▸ **DATA FOR THE TASK**:
####################
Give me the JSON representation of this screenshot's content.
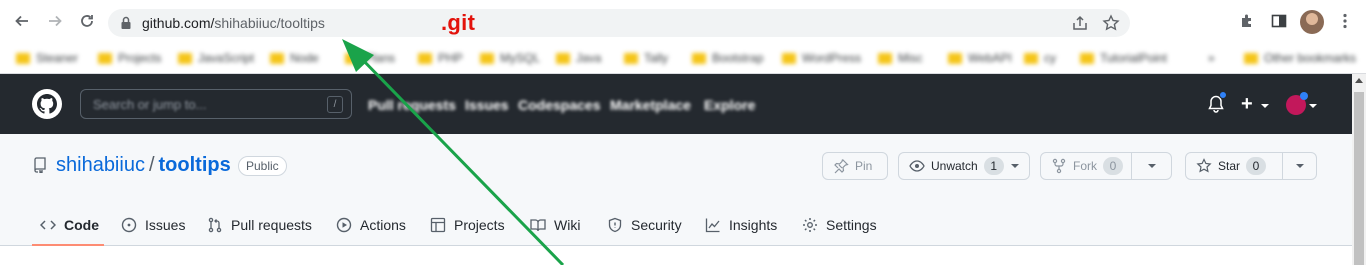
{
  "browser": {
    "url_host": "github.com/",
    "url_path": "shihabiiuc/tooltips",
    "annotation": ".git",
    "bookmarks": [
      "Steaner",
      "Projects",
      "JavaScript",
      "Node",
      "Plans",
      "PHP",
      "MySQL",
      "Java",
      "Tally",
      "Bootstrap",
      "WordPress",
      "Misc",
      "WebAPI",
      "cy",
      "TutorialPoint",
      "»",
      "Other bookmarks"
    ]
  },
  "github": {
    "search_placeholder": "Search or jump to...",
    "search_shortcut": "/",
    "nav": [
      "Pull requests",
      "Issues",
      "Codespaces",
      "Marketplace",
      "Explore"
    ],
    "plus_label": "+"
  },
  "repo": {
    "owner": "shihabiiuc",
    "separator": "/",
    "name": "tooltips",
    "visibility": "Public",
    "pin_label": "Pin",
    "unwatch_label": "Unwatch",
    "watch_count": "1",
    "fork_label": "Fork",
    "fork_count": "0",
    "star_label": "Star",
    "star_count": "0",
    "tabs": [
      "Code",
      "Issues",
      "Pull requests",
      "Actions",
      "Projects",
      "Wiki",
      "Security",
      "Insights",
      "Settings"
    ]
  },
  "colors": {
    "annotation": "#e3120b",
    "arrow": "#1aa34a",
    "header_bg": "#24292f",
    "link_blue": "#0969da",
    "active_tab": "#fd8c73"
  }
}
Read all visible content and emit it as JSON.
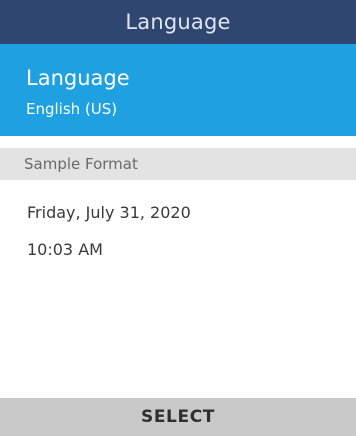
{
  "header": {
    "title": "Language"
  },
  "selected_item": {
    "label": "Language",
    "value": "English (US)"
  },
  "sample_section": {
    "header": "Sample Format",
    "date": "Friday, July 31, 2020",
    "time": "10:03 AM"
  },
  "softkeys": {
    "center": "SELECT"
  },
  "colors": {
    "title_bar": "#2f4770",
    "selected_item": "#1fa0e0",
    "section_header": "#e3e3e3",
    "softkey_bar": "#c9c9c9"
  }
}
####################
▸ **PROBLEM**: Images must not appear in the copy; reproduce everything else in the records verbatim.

▸ **SOLUTION TO THIS TASK**:
Give me the JSON representation of this screenshot's content.
{
  "browser": {
    "url_host": "github.com/",
    "url_path": "shihabiiuc/tooltips",
    "annotation": ".git",
    "bookmarks": [
      "Steaner",
      "Projects",
      "JavaScript",
      "Node",
      "Plans",
      "PHP",
      "MySQL",
      "Java",
      "Tally",
      "Bootstrap",
      "WordPress",
      "Misc",
      "WebAPI",
      "cy",
      "TutorialPoint",
      "»",
      "Other bookmarks"
    ]
  },
  "github": {
    "search_placeholder": "Search or jump to...",
    "search_shortcut": "/",
    "nav": [
      "Pull requests",
      "Issues",
      "Codespaces",
      "Marketplace",
      "Explore"
    ],
    "plus_label": "+"
  },
  "repo": {
    "owner": "shihabiiuc",
    "separator": "/",
    "name": "tooltips",
    "visibility": "Public",
    "pin_label": "Pin",
    "unwatch_label": "Unwatch",
    "watch_count": "1",
    "fork_label": "Fork",
    "fork_count": "0",
    "star_label": "Star",
    "star_count": "0",
    "tabs": [
      "Code",
      "Issues",
      "Pull requests",
      "Actions",
      "Projects",
      "Wiki",
      "Security",
      "Insights",
      "Settings"
    ]
  },
  "colors": {
    "annotation": "#e3120b",
    "arrow": "#1aa34a",
    "header_bg": "#24292f",
    "link_blue": "#0969da",
    "active_tab": "#fd8c73"
  }
}
Read all visible content and emit it as JSON.
{
  "header": {
    "title": "Language"
  },
  "selected_item": {
    "label": "Language",
    "value": "English (US)"
  },
  "sample_section": {
    "header": "Sample Format",
    "date": "Friday, July 31, 2020",
    "time": "10:03 AM"
  },
  "softkeys": {
    "center": "SELECT"
  },
  "colors": {
    "title_bar": "#2f4770",
    "selected_item": "#1fa0e0",
    "section_header": "#e3e3e3",
    "softkey_bar": "#c9c9c9"
  }
}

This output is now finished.